Rest In Peace Nicholas Hoare Books, purveyor of British literature in Ottawa.
Located in the heart of downtown Ottawa on swanky Sussex Avenue, Nicholas Hoare faced two big adversaries: skyrocketing rent increases and a large chain bookstore only a few blocks away.
So, it seemed inevitable that this small, independent (and dare I say “quirky”) bookstore would one day be forced to close its doors.
That day came on April 20th, 2012. And it was a sad day for many Ottawa book lovers. Mourners came out in droves to pay their respects at the store, on Twitter, Facebook and in interviews with the local media. One long-time customer commented that it was not his job, but rather this bookstore that kept him in Ottawa.
I too will miss this lovely shop. It had a unique selection of books and music, and a wonderful old-world atmosphere.

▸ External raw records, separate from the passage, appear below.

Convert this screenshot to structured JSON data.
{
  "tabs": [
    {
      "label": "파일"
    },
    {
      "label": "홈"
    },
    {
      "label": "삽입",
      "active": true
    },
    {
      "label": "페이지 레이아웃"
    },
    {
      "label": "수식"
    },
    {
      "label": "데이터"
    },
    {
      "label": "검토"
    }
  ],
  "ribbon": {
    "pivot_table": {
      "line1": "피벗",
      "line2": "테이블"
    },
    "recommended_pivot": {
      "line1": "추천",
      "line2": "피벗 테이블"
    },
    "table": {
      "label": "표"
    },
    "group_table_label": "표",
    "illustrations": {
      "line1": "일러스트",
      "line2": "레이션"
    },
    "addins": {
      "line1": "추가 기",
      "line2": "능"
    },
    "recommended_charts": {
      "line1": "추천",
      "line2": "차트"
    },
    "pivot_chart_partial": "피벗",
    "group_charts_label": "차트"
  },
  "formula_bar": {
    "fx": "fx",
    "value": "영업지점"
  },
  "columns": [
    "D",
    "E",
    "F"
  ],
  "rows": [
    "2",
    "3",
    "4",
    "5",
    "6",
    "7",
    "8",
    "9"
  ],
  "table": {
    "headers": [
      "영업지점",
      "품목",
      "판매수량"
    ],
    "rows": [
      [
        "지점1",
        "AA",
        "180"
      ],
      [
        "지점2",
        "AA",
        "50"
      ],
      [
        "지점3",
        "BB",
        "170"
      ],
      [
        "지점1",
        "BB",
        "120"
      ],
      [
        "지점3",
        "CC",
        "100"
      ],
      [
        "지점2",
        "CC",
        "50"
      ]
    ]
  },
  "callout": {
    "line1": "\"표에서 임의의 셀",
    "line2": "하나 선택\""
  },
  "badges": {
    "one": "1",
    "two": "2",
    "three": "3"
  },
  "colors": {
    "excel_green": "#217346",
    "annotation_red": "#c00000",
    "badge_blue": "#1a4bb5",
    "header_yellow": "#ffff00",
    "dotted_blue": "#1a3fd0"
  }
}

I loved them for taking chances: not just a place to find best-sellers, they offered up strange and pretty little books by British publishers, books you could find no where else. Books that begged to be touched, admired and read out loud to whoever was within earshot. To top it all off, their selection of children’s books was inspiring, unusual and beautiful (the way it should be, but sadly is not).
And, located across the street from the National Gallery of Canada, it was a match made in heaven for anyone wanting to spend a happy afternoon amongst art and books.
To see what I’m talking about, here’s a look inside the bookstore in happier days:
I’m hard-pressed to name another bookseller who provides this level of literary expertise or experience in Ottawa. Their absence leaves a blot on this city’s cultural and retail landscape for residents and tourists alike.
I went to say my “goodbye” last weekend. Looking in at the empty bookshelves, I wondered what will fill this space next? Another soulless gift shop, restaurant or high-end clothing store?
Sadly, I doubt it will be another bookstore. For in the words of Robert Graves:
“There’s no money in poetry, but then there’s no poetry in money, either.”
You can still enjoy the beautiful books of Nicholas Hoare at their Toronto store and at their website (where Mr. Hoare himself shares his favourite selections in engaging video reviews).
Toronto, here I come…
- A final chapter for Nicholas Hoare, thanks to the feds (macleans.ca)
- Book Lovers Express Sadness (ottawacitizen.com)